The influence of fatty acids and humidity on friction and adhesion of hydrophilic polymer surfaces
Monolayers of saturated fatty acids of different chain lengths and of 9-cis-octadecenoic acid were physisorbed onto regenerated cellulose surfaces to study their effect on friction and adhesion. Lateral and normal force measurements on these surfaces were carried out at different humidities using an atomic force microscope with chemically functionalized silicon nitride cantilevers. Friction and adhesion of clean cellulose increased significantly with humidity. Adhesion forces at high humidity were predicted well by theory that accounted for the effect of the Laplace pressure due to capillary condensation. The magnitude of friction and adhesion and their dependence on humidity decreased with increasing hydrophobicity of the contacting surfaces. Friction of cellulose surfaces impregnated with different saturated fatty acids decreased sharply from a high level to a low level at a carbon chain length above 14 carbon atoms. Contact angle data indicated that only saturated fatty acids with 16 carbon atoms or more in the carbon chain formed vertically oriented monolayers on cellulose. Our results suggest that friction of hydrophitic polymer surfaces under ambient conditions is greatly influenced by capillary condensation.

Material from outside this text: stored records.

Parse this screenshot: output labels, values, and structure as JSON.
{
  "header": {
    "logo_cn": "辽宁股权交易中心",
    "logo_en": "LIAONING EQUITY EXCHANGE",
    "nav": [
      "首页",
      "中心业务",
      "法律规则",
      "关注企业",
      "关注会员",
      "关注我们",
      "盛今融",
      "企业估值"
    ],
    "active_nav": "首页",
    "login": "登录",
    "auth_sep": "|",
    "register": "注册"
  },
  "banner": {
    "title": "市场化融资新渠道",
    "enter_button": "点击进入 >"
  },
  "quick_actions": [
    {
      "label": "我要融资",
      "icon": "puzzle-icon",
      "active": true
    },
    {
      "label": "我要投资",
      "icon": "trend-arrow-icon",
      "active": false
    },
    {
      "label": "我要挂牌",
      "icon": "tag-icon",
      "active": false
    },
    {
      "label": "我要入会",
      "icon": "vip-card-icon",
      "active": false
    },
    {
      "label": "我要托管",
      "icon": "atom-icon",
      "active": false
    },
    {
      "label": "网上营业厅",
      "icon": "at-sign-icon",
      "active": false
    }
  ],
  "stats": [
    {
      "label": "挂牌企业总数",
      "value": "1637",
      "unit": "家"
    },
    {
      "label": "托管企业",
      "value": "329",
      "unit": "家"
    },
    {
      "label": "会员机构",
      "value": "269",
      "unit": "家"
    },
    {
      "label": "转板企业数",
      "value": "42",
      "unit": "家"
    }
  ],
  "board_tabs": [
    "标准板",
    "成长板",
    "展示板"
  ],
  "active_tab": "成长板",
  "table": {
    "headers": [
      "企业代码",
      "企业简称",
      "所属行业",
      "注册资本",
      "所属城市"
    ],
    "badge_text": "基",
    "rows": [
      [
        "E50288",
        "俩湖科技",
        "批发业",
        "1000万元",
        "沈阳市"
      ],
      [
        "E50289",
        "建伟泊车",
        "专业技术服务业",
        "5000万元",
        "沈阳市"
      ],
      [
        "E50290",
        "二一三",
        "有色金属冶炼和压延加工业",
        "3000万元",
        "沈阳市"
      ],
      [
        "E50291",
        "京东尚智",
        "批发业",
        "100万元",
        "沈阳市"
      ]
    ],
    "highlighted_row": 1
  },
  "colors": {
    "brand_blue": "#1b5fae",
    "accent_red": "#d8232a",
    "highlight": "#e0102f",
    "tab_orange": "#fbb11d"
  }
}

Furthermore, lubrication by fatty acids is achieved through the formation of vertically oriented, hydrophobic monolayers that can withstand the normal and shear stresses during sliding and increase the hydrophobicity of the polymer surface, thereby decreasing the degree of capillary condensation.